The U.S. News Short List, separate from our overall rankings, is a regular series that magnifies individual data points in hopes of providing students and parents a way to find which undergraduate or graduate programs excel or have room to grow in specific areas. Be sure to explore The Short List: College and The Short List: Grad School to find data that matters to you in your college or grad school search.
Medical school requires a significant commitment of time, energy, and money.
In 2010, the average med student graduated with more than $145,000 in debt, according to data collected in U.S. News's fall 2011 survey of medical schools. For doctors graduating from private schools in 2010, the average debt load jumps almost $10,000.
While public medical schools tend to be more affordable for students willing to stay close to home—in-state tuition at some public medical schools costs less than $20,000 per year—tuition and fees at even the most expensive private medical schools can cost less than out-of-state tuition at public medical schools.
For the 49 private medical schools that reported tuition and fees data for the 2011-2012 academic year to U.S. News, the average total cost was $45,870 per year, several thousand dollars less than out-of-state tuition and fees at the 64 public medical schools reporting tuition data, which averaged $50,396 for the same time period.
Still, tuition and fees at private medical schools can vary greatly—from $29,508 annually at Baylor College of Medicine in Texas, to $54,578 per year at Tufts University in Boston. Below are the 10 most expensive private medical schools, based on school-reported tuition and required fees, which do not include room and board, books, and other miscellaneous costs. Unranked schools, which did not meet certain criteria required by U.S. News to be numerically ranked, were not considered for this report:
|Medical school (name) (state)||Tuition & fees (2011-2012)||U.S. News research rank||U.S. News primary care rank|
|Tufts University (MA)||$54,578||44||38|
|Temple University (PA)||$54,218||47||86|
|Columbia University (NY)||$52,659||8||43|
|New York University||52,576||26||77|
|Case Western Reserve University (OH)||$51,062||24||35|
|Harvard University (MA)||$51,043||1||15|
|Washington University in St. Louis||$50,510||6||40|
|University of Southern California (Keck)||$50,247||34||86|
|George Washington University (DC)||$50,036||55||83|

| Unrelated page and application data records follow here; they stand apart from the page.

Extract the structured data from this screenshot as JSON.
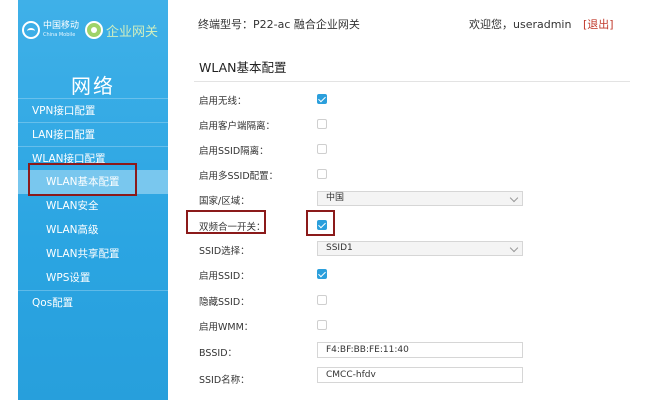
{
  "brand": {
    "cm_cn": "中国移动",
    "cm_en": "China Mobile",
    "enterprise": "企业网关"
  },
  "header": {
    "device_label": "终端型号：P22-ac 融合企业网关",
    "welcome": "欢迎您，useradmin",
    "logout": "[退出]"
  },
  "sidebar": {
    "section_title": "网络",
    "items": [
      {
        "label": "VPN接口配置"
      },
      {
        "label": "LAN接口配置"
      },
      {
        "label": "WLAN接口配置"
      },
      {
        "label": "WLAN基本配置"
      },
      {
        "label": "WLAN安全"
      },
      {
        "label": "WLAN高级"
      },
      {
        "label": "WLAN共享配置"
      },
      {
        "label": "WPS设置"
      },
      {
        "label": "Qos配置"
      }
    ]
  },
  "main": {
    "title": "WLAN基本配置",
    "fields": {
      "enable_wireless": {
        "label": "启用无线：",
        "checked": true
      },
      "client_isolation": {
        "label": "启用客户端隔离：",
        "checked": false
      },
      "ssid_isolation": {
        "label": "启用SSID隔离：",
        "checked": false
      },
      "multi_ssid": {
        "label": "启用多SSID配置：",
        "checked": false
      },
      "country": {
        "label": "国家/区域：",
        "value": "中国"
      },
      "dual_band": {
        "label": "双频合一开关：",
        "checked": true
      },
      "ssid_select": {
        "label": "SSID选择：",
        "value": "SSID1"
      },
      "enable_ssid": {
        "label": "启用SSID：",
        "checked": true
      },
      "hide_ssid": {
        "label": "隐藏SSID：",
        "checked": false
      },
      "enable_wmm": {
        "label": "启用WMM：",
        "checked": false
      },
      "bssid": {
        "label": "BSSID：",
        "value": "F4:BF:BB:FE:11:40"
      },
      "ssid_name": {
        "label": "SSID名称：",
        "value": "CMCC-hfdv"
      }
    }
  },
  "colors": {
    "sidebar": "#2ba5e2",
    "active_item": "#79c7ee",
    "checkbox_checked": "#2b9fdc",
    "highlight_box": "#8b1a1a",
    "logout": "#c0392b"
  }
}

*While the Temple University School of Medicine is a private program, the school offers both an in-state and out-of-state tuition. Temple's in-state tuition is lower than the out-of-state tuition provided in this article.
Don't see your school in the top 10? Access the U.S. News Medical School Compass to find tuition data, complete rankings, and much more.
U.S. News surveyed more than 140 medical schools for our 2011 survey of research and primary care programs. Schools self-reported a myriad of data regarding their academic programs and the makeup of their student body, among other areas, making U.S. News's data the most accurate and detailed collection of college facts and figures of its kind. While U.S. News uses much of this survey data to rank schools for our annual Best Medical Schools rankings, the data can also be useful when examined on a smaller scale. U.S. News will now produce lists of data, separate from the overall rankings, meant to provide students and parents a means to find which schools excel, or have room to grow, in specific areas that are important to them. While the data come from the schools themselves, these lists are not related to, and have no influence over, U.S. News's rankings of Best Colleges or Best Graduate Schools.